*** Opening EXERCISE MATERIAL ***
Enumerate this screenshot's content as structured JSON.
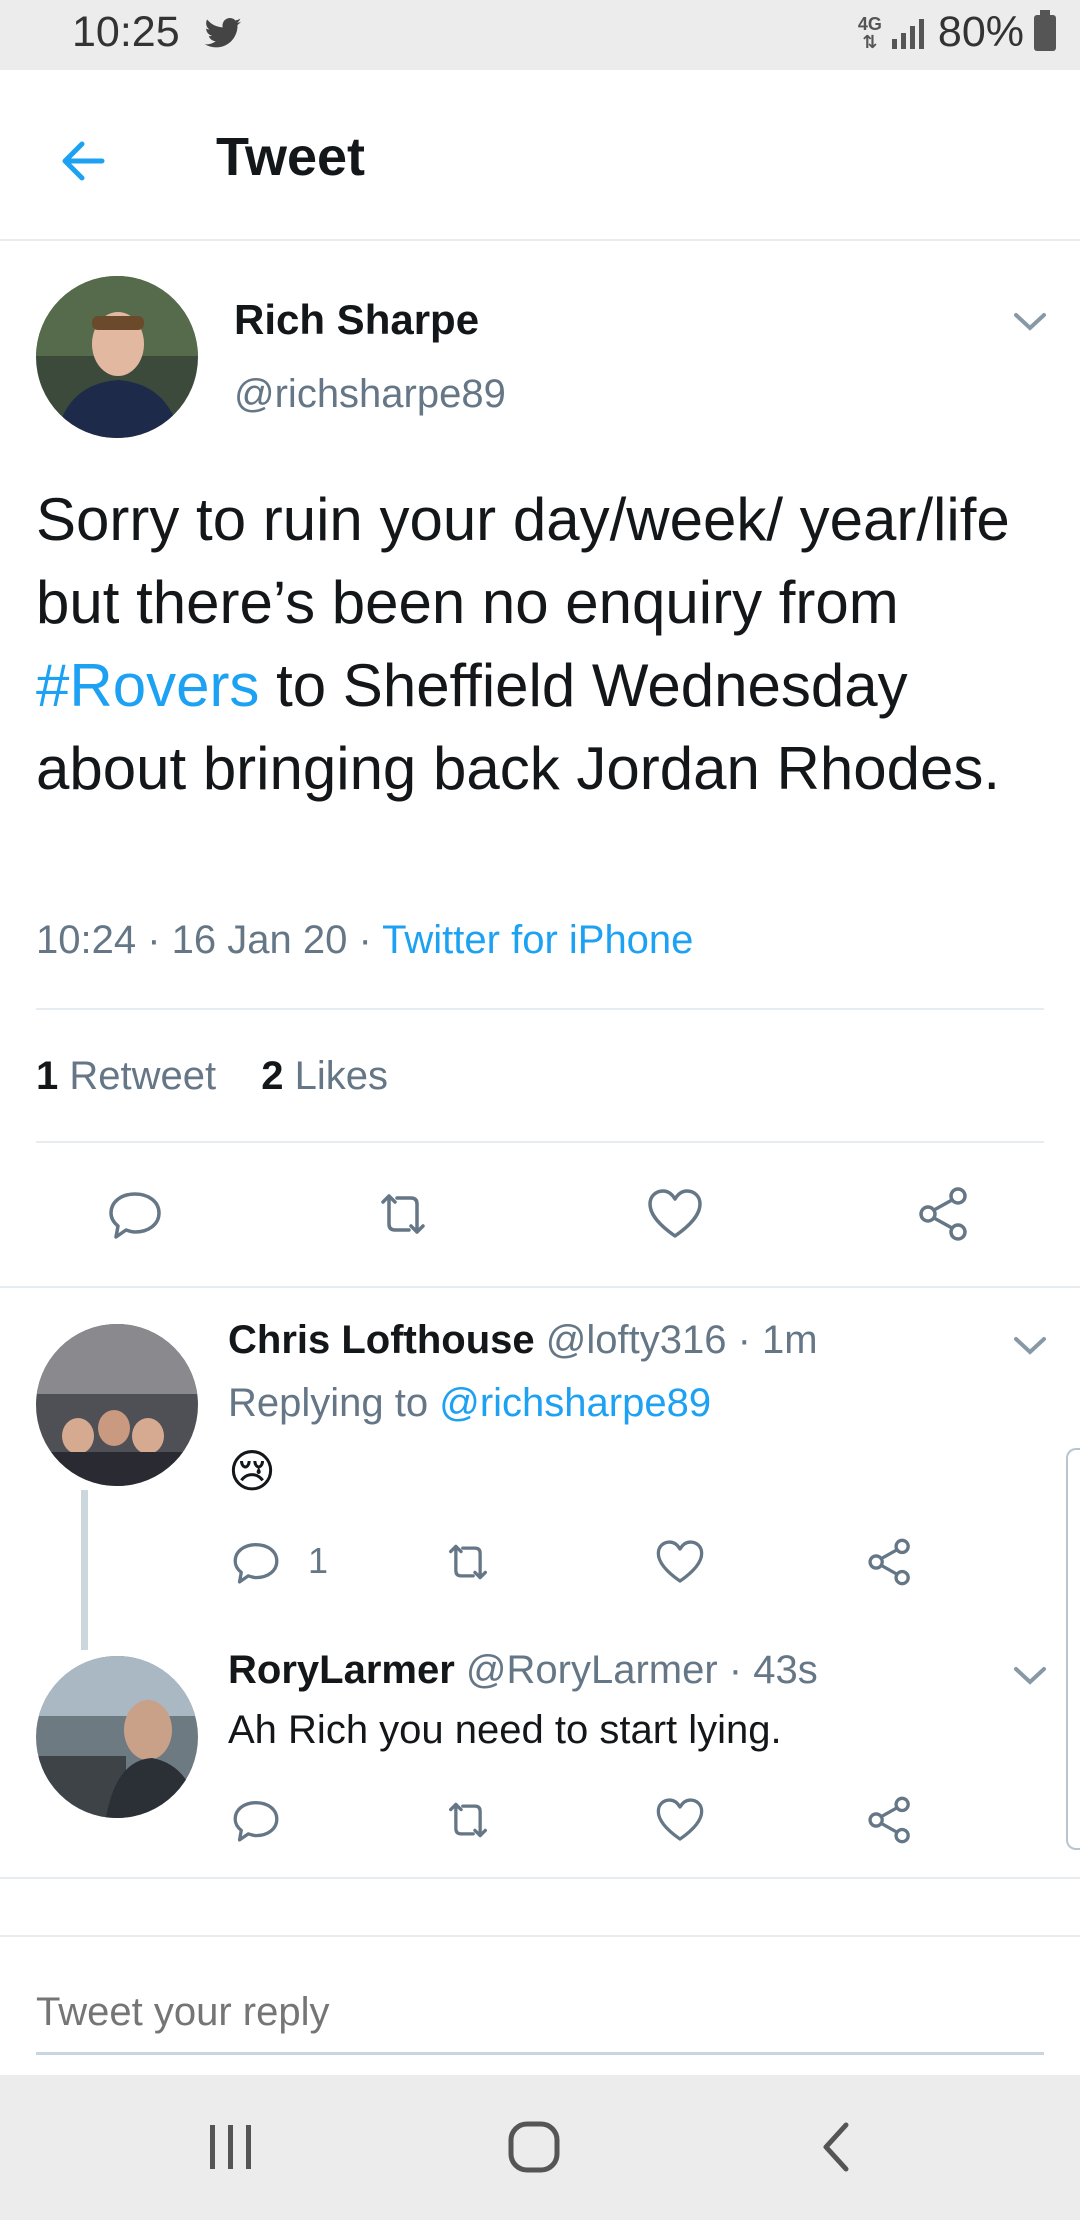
{
  "status_bar": {
    "time": "10:25",
    "network": "4G",
    "battery": "80%"
  },
  "header": {
    "title": "Tweet"
  },
  "main_tweet": {
    "author_name": "Rich Sharpe",
    "author_handle": "@richsharpe89",
    "text_before": "Sorry to ruin your day/week/ year/life but there’s been no enquiry from ",
    "hashtag": "#Rovers",
    "text_after": " to Sheffield Wednesday about bringing back Jordan Rhodes.",
    "timestamp": "10:24 · 16 Jan 20 · ",
    "source": "Twitter for iPhone",
    "retweet_count": "1",
    "retweet_label": "Retweet",
    "like_count": "2",
    "like_label": "Likes"
  },
  "replies": [
    {
      "name": "Chris Lofthouse",
      "handle": "@lofty316",
      "time": " · 1m",
      "replying_label": "Replying to ",
      "replying_to": "@richsharpe89",
      "text": "😢",
      "reply_count": "1"
    },
    {
      "name": "RoryLarmer",
      "handle": "@RoryLarmer",
      "time": " · 43s",
      "text": "Ah Rich you need to start lying."
    }
  ],
  "compose": {
    "placeholder": "Tweet your reply"
  },
  "colors": {
    "accent": "#1da1f2",
    "muted": "#657786",
    "text": "#14171a"
  }
}
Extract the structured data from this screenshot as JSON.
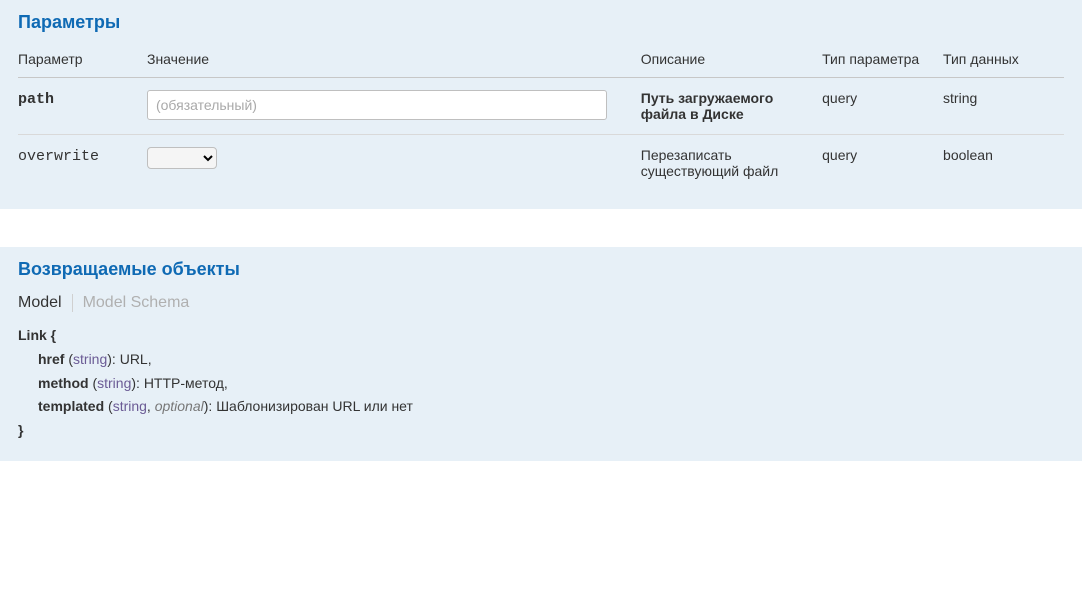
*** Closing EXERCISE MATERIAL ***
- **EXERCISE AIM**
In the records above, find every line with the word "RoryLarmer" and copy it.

- **RESULT OF THE TASK**
      "name": "RoryLarmer",
      "handle": "@RoryLarmer",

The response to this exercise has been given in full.